▶ [Task instructions]: Restate each entry below exactly; pictures stay out of the copy.

Collected data:
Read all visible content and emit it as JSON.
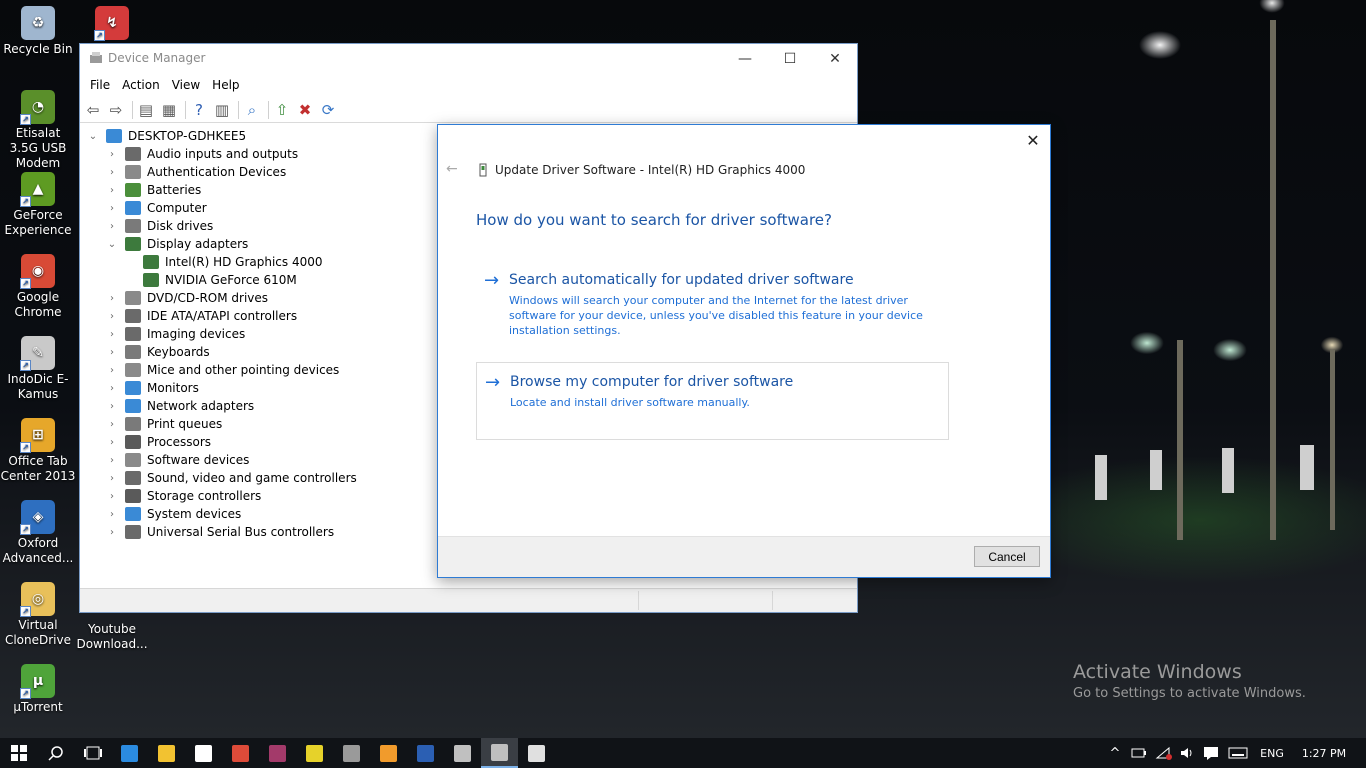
{
  "desktop": {
    "icons": [
      {
        "label": "Recycle Bin",
        "color": "#9fb6cf"
      },
      {
        "label": "Etisalat 3.5G USB Modem",
        "color": "#5a8f2a"
      },
      {
        "label": "GeForce Experience",
        "color": "#5e9b22"
      },
      {
        "label": "Google Chrome",
        "color": "#d84a36"
      },
      {
        "label": "IndoDic E-Kamus",
        "color": "#c9c9c9"
      },
      {
        "label": "Office Tab Center 2013",
        "color": "#e6a72a"
      },
      {
        "label": "Oxford Advanced...",
        "color": "#2e6fc0"
      },
      {
        "label": "Virtual CloneDrive",
        "color": "#e8c05a"
      },
      {
        "label": "µTorrent",
        "color": "#4fa43a"
      },
      {
        "label": "Youtube Download...",
        "color": "#d43b3b"
      }
    ],
    "watermark_title": "Activate Windows",
    "watermark_subtitle": "Go to Settings to activate Windows."
  },
  "device_manager": {
    "title": "Device Manager",
    "minimize": "—",
    "maximize": "☐",
    "close": "✕",
    "menu": [
      "File",
      "Action",
      "View",
      "Help"
    ],
    "toolbar": [
      {
        "name": "back-icon",
        "glyph": "⇦",
        "color": "#4a4a4a"
      },
      {
        "name": "forward-icon",
        "glyph": "⇨",
        "color": "#4a4a4a"
      },
      {
        "name": "properties-icon",
        "glyph": "▤",
        "color": "#5a5a5a"
      },
      {
        "name": "view-icon",
        "glyph": "▦",
        "color": "#5a5a5a"
      },
      {
        "name": "help-icon",
        "glyph": "?",
        "color": "#2f5fb3"
      },
      {
        "name": "grid-icon",
        "glyph": "▥",
        "color": "#5a5a5a"
      },
      {
        "name": "scan-icon",
        "glyph": "⌕",
        "color": "#3a78c7"
      },
      {
        "name": "update-driver-icon",
        "glyph": "⇧",
        "color": "#3f8d3f"
      },
      {
        "name": "uninstall-icon",
        "glyph": "✖",
        "color": "#c23030"
      },
      {
        "name": "scan-hardware-icon",
        "glyph": "⟳",
        "color": "#3a78c7"
      }
    ],
    "tree": {
      "root": "DESKTOP-GDHKEE5",
      "categories": [
        {
          "label": "Audio inputs and outputs",
          "icon_color": "#6a6a6a"
        },
        {
          "label": "Authentication Devices",
          "icon_color": "#8a8a8a"
        },
        {
          "label": "Batteries",
          "icon_color": "#4b8f3b"
        },
        {
          "label": "Computer",
          "icon_color": "#3a8ad6"
        },
        {
          "label": "Disk drives",
          "icon_color": "#7a7a7a"
        },
        {
          "label": "Display adapters",
          "icon_color": "#3d7a3d",
          "expanded": true,
          "children": [
            "Intel(R) HD Graphics 4000",
            "NVIDIA GeForce 610M"
          ]
        },
        {
          "label": "DVD/CD-ROM drives",
          "icon_color": "#8a8a8a"
        },
        {
          "label": "IDE ATA/ATAPI controllers",
          "icon_color": "#6a6a6a"
        },
        {
          "label": "Imaging devices",
          "icon_color": "#6a6a6a"
        },
        {
          "label": "Keyboards",
          "icon_color": "#7a7a7a"
        },
        {
          "label": "Mice and other pointing devices",
          "icon_color": "#8a8a8a"
        },
        {
          "label": "Monitors",
          "icon_color": "#3a8ad6"
        },
        {
          "label": "Network adapters",
          "icon_color": "#3a8ad6"
        },
        {
          "label": "Print queues",
          "icon_color": "#7a7a7a"
        },
        {
          "label": "Processors",
          "icon_color": "#5a5a5a"
        },
        {
          "label": "Software devices",
          "icon_color": "#8a8a8a"
        },
        {
          "label": "Sound, video and game controllers",
          "icon_color": "#6a6a6a"
        },
        {
          "label": "Storage controllers",
          "icon_color": "#5a5a5a"
        },
        {
          "label": "System devices",
          "icon_color": "#3a8ad6"
        },
        {
          "label": "Universal Serial Bus controllers",
          "icon_color": "#6a6a6a"
        }
      ]
    }
  },
  "update_dialog": {
    "close": "✕",
    "back": "←",
    "header_title": "Update Driver Software - Intel(R) HD Graphics 4000",
    "question": "How do you want to search for driver software?",
    "options": [
      {
        "title": "Search automatically for updated driver software",
        "description": "Windows will search your computer and the Internet for the latest driver software for your device, unless you've disabled this feature in your device installation settings."
      },
      {
        "title": "Browse my computer for driver software",
        "description": "Locate and install driver software manually."
      }
    ],
    "cancel_label": "Cancel",
    "accent_color": "#1b55a5"
  },
  "taskbar": {
    "apps": [
      {
        "name": "start-button-icon",
        "color": "#ffffff"
      },
      {
        "name": "search-icon",
        "color": "#ffffff"
      },
      {
        "name": "task-view-icon",
        "color": "#ffffff"
      },
      {
        "name": "edge-icon",
        "color": "#2b8be0"
      },
      {
        "name": "file-explorer-icon",
        "color": "#f2c231"
      },
      {
        "name": "store-icon",
        "color": "#ffffff"
      },
      {
        "name": "chrome-icon",
        "color": "#dd4b39"
      },
      {
        "name": "winrar-icon",
        "color": "#a33a6a"
      },
      {
        "name": "app-icon",
        "color": "#e6d22a"
      },
      {
        "name": "cmd-icon",
        "color": "#9a9a9a"
      },
      {
        "name": "media-player-icon",
        "color": "#f19b2c"
      },
      {
        "name": "word-icon",
        "color": "#2b5fb3"
      },
      {
        "name": "settings-app-icon",
        "color": "#c0c0c0"
      },
      {
        "name": "device-manager-icon",
        "color": "#bfbfbf",
        "active": true
      },
      {
        "name": "paint-icon",
        "color": "#e0e0e0"
      }
    ],
    "language": "ENG",
    "time": "1:27 PM"
  }
}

▶ [Task answer]:
Read all visible content and emit it as JSON.
{
  "desktop": {
    "icons": [
      {
        "label": "Recycle Bin",
        "color": "#9fb6cf"
      },
      {
        "label": "Etisalat 3.5G USB Modem",
        "color": "#5a8f2a"
      },
      {
        "label": "GeForce Experience",
        "color": "#5e9b22"
      },
      {
        "label": "Google Chrome",
        "color": "#d84a36"
      },
      {
        "label": "IndoDic E-Kamus",
        "color": "#c9c9c9"
      },
      {
        "label": "Office Tab Center 2013",
        "color": "#e6a72a"
      },
      {
        "label": "Oxford Advanced...",
        "color": "#2e6fc0"
      },
      {
        "label": "Virtual CloneDrive",
        "color": "#e8c05a"
      },
      {
        "label": "µTorrent",
        "color": "#4fa43a"
      },
      {
        "label": "Youtube Download...",
        "color": "#d43b3b"
      }
    ],
    "watermark_title": "Activate Windows",
    "watermark_subtitle": "Go to Settings to activate Windows."
  },
  "device_manager": {
    "title": "Device Manager",
    "minimize": "—",
    "maximize": "☐",
    "close": "✕",
    "menu": [
      "File",
      "Action",
      "View",
      "Help"
    ],
    "toolbar": [
      {
        "name": "back-icon",
        "glyph": "⇦",
        "color": "#4a4a4a"
      },
      {
        "name": "forward-icon",
        "glyph": "⇨",
        "color": "#4a4a4a"
      },
      {
        "name": "properties-icon",
        "glyph": "▤",
        "color": "#5a5a5a"
      },
      {
        "name": "view-icon",
        "glyph": "▦",
        "color": "#5a5a5a"
      },
      {
        "name": "help-icon",
        "glyph": "?",
        "color": "#2f5fb3"
      },
      {
        "name": "grid-icon",
        "glyph": "▥",
        "color": "#5a5a5a"
      },
      {
        "name": "scan-icon",
        "glyph": "⌕",
        "color": "#3a78c7"
      },
      {
        "name": "update-driver-icon",
        "glyph": "⇧",
        "color": "#3f8d3f"
      },
      {
        "name": "uninstall-icon",
        "glyph": "✖",
        "color": "#c23030"
      },
      {
        "name": "scan-hardware-icon",
        "glyph": "⟳",
        "color": "#3a78c7"
      }
    ],
    "tree": {
      "root": "DESKTOP-GDHKEE5",
      "categories": [
        {
          "label": "Audio inputs and outputs",
          "icon_color": "#6a6a6a"
        },
        {
          "label": "Authentication Devices",
          "icon_color": "#8a8a8a"
        },
        {
          "label": "Batteries",
          "icon_color": "#4b8f3b"
        },
        {
          "label": "Computer",
          "icon_color": "#3a8ad6"
        },
        {
          "label": "Disk drives",
          "icon_color": "#7a7a7a"
        },
        {
          "label": "Display adapters",
          "icon_color": "#3d7a3d",
          "expanded": true,
          "children": [
            "Intel(R) HD Graphics 4000",
            "NVIDIA GeForce 610M"
          ]
        },
        {
          "label": "DVD/CD-ROM drives",
          "icon_color": "#8a8a8a"
        },
        {
          "label": "IDE ATA/ATAPI controllers",
          "icon_color": "#6a6a6a"
        },
        {
          "label": "Imaging devices",
          "icon_color": "#6a6a6a"
        },
        {
          "label": "Keyboards",
          "icon_color": "#7a7a7a"
        },
        {
          "label": "Mice and other pointing devices",
          "icon_color": "#8a8a8a"
        },
        {
          "label": "Monitors",
          "icon_color": "#3a8ad6"
        },
        {
          "label": "Network adapters",
          "icon_color": "#3a8ad6"
        },
        {
          "label": "Print queues",
          "icon_color": "#7a7a7a"
        },
        {
          "label": "Processors",
          "icon_color": "#5a5a5a"
        },
        {
          "label": "Software devices",
          "icon_color": "#8a8a8a"
        },
        {
          "label": "Sound, video and game controllers",
          "icon_color": "#6a6a6a"
        },
        {
          "label": "Storage controllers",
          "icon_color": "#5a5a5a"
        },
        {
          "label": "System devices",
          "icon_color": "#3a8ad6"
        },
        {
          "label": "Universal Serial Bus controllers",
          "icon_color": "#6a6a6a"
        }
      ]
    }
  },
  "update_dialog": {
    "close": "✕",
    "back": "←",
    "header_title": "Update Driver Software - Intel(R) HD Graphics 4000",
    "question": "How do you want to search for driver software?",
    "options": [
      {
        "title": "Search automatically for updated driver software",
        "description": "Windows will search your computer and the Internet for the latest driver software for your device, unless you've disabled this feature in your device installation settings."
      },
      {
        "title": "Browse my computer for driver software",
        "description": "Locate and install driver software manually."
      }
    ],
    "cancel_label": "Cancel",
    "accent_color": "#1b55a5"
  },
  "taskbar": {
    "apps": [
      {
        "name": "start-button-icon",
        "color": "#ffffff"
      },
      {
        "name": "search-icon",
        "color": "#ffffff"
      },
      {
        "name": "task-view-icon",
        "color": "#ffffff"
      },
      {
        "name": "edge-icon",
        "color": "#2b8be0"
      },
      {
        "name": "file-explorer-icon",
        "color": "#f2c231"
      },
      {
        "name": "store-icon",
        "color": "#ffffff"
      },
      {
        "name": "chrome-icon",
        "color": "#dd4b39"
      },
      {
        "name": "winrar-icon",
        "color": "#a33a6a"
      },
      {
        "name": "app-icon",
        "color": "#e6d22a"
      },
      {
        "name": "cmd-icon",
        "color": "#9a9a9a"
      },
      {
        "name": "media-player-icon",
        "color": "#f19b2c"
      },
      {
        "name": "word-icon",
        "color": "#2b5fb3"
      },
      {
        "name": "settings-app-icon",
        "color": "#c0c0c0"
      },
      {
        "name": "device-manager-icon",
        "color": "#bfbfbf",
        "active": true
      },
      {
        "name": "paint-icon",
        "color": "#e0e0e0"
      }
    ],
    "language": "ENG",
    "time": "1:27 PM"
  }
}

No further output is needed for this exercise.